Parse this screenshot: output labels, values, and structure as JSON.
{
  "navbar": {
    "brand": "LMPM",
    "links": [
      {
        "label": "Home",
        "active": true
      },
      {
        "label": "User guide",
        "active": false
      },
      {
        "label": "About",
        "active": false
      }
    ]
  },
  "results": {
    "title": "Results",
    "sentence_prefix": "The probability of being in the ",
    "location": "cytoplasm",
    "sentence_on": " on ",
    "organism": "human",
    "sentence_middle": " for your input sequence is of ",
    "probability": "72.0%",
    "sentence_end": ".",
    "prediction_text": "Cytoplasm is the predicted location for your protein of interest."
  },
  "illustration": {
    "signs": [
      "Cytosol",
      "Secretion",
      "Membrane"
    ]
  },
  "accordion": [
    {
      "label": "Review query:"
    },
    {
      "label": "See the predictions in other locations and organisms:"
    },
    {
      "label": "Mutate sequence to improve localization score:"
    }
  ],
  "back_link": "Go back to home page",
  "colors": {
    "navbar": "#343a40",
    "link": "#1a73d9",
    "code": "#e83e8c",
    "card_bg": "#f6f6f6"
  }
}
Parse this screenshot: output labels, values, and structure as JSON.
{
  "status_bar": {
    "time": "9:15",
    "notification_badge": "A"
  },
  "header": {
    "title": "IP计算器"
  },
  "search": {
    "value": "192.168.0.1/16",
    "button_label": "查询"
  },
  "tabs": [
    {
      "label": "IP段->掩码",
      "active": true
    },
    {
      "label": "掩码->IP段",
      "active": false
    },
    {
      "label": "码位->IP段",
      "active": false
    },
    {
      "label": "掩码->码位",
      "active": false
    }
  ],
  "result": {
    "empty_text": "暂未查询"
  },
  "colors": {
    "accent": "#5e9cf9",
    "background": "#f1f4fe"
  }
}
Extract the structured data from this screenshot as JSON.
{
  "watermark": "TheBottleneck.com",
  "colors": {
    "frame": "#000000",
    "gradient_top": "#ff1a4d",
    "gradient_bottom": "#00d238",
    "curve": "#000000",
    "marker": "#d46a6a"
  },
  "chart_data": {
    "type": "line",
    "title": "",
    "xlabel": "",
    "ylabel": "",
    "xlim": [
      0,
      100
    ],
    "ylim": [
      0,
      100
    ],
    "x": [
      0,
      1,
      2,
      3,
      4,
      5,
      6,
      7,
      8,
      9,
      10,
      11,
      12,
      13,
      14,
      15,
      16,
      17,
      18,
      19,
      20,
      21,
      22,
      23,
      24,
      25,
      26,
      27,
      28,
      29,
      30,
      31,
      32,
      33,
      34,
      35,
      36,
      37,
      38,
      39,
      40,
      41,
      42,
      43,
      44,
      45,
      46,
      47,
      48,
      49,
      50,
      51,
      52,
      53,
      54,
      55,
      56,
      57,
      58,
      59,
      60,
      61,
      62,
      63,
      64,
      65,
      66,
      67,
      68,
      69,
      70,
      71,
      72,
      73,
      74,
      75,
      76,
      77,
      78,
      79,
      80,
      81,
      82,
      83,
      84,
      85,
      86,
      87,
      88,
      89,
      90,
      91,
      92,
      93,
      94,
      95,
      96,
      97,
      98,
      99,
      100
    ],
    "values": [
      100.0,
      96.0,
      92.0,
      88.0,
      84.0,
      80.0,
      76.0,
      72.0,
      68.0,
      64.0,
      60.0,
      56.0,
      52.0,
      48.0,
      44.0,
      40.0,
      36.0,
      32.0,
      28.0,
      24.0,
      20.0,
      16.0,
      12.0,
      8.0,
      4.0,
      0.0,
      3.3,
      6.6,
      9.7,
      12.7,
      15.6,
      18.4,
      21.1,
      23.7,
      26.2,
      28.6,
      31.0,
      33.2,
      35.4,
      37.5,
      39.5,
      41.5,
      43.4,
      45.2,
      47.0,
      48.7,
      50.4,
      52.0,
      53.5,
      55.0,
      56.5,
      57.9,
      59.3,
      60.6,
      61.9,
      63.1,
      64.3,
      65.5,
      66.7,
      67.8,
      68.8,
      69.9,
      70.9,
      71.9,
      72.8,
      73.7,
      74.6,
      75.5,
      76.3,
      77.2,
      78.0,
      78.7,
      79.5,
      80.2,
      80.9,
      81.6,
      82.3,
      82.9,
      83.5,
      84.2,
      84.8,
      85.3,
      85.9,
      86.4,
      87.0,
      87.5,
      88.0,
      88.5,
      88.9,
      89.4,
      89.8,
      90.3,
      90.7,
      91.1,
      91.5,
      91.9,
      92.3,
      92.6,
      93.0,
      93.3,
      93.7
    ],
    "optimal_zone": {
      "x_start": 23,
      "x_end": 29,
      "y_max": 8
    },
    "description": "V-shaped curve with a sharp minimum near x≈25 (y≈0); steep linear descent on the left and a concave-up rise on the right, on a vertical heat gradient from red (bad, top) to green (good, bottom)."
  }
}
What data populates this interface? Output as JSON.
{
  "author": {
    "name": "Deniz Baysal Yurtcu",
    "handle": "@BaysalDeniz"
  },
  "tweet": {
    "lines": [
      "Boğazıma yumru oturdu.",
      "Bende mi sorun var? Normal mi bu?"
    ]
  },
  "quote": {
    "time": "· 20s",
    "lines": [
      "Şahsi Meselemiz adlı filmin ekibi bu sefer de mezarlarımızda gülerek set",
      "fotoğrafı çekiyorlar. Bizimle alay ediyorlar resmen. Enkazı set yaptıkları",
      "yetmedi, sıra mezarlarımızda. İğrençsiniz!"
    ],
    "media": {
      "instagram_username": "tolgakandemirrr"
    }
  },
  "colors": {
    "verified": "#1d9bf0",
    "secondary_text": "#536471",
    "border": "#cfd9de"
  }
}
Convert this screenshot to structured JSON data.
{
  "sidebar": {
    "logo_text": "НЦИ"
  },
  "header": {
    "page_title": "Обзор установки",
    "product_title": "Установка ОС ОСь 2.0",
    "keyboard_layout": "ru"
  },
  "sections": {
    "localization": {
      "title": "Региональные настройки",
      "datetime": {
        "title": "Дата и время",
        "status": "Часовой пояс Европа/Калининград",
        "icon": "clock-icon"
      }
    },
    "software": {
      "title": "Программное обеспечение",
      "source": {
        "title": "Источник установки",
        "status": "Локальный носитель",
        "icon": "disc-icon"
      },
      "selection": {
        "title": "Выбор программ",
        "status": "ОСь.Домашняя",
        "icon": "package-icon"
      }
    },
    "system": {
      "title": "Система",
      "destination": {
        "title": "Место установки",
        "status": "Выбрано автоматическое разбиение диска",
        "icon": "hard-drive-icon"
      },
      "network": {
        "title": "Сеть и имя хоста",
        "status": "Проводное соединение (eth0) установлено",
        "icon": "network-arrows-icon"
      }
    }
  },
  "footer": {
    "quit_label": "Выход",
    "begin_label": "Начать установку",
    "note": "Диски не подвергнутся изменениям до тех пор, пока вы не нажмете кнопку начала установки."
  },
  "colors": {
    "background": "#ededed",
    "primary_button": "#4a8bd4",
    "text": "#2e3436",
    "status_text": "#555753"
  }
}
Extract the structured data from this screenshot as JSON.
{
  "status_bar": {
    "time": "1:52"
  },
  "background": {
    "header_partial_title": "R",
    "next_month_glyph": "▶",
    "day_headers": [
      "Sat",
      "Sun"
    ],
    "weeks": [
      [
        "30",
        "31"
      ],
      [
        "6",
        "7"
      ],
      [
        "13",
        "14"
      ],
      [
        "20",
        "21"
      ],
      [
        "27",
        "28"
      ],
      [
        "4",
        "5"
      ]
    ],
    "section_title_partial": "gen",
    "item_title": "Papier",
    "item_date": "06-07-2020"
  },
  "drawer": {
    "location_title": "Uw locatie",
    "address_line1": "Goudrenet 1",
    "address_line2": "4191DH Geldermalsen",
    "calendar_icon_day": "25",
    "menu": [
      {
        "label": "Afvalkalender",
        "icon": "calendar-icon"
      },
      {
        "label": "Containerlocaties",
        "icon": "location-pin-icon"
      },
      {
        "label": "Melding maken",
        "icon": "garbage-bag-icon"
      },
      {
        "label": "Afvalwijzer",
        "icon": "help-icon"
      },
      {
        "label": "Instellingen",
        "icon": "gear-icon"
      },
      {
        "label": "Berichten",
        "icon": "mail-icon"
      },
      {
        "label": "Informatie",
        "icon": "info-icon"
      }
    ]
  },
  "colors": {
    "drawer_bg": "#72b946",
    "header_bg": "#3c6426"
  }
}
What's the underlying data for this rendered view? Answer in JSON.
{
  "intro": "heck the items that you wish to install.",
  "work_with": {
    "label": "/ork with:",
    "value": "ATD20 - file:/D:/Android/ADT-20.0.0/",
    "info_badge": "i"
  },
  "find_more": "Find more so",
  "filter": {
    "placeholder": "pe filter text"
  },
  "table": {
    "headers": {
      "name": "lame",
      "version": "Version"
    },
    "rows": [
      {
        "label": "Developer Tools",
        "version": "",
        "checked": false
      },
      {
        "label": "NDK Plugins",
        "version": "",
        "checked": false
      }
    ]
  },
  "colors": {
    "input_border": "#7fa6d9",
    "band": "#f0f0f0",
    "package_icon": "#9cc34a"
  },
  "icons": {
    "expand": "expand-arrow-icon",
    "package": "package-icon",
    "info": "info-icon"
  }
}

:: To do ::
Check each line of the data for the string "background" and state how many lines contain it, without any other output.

:: Solution to this task ::
3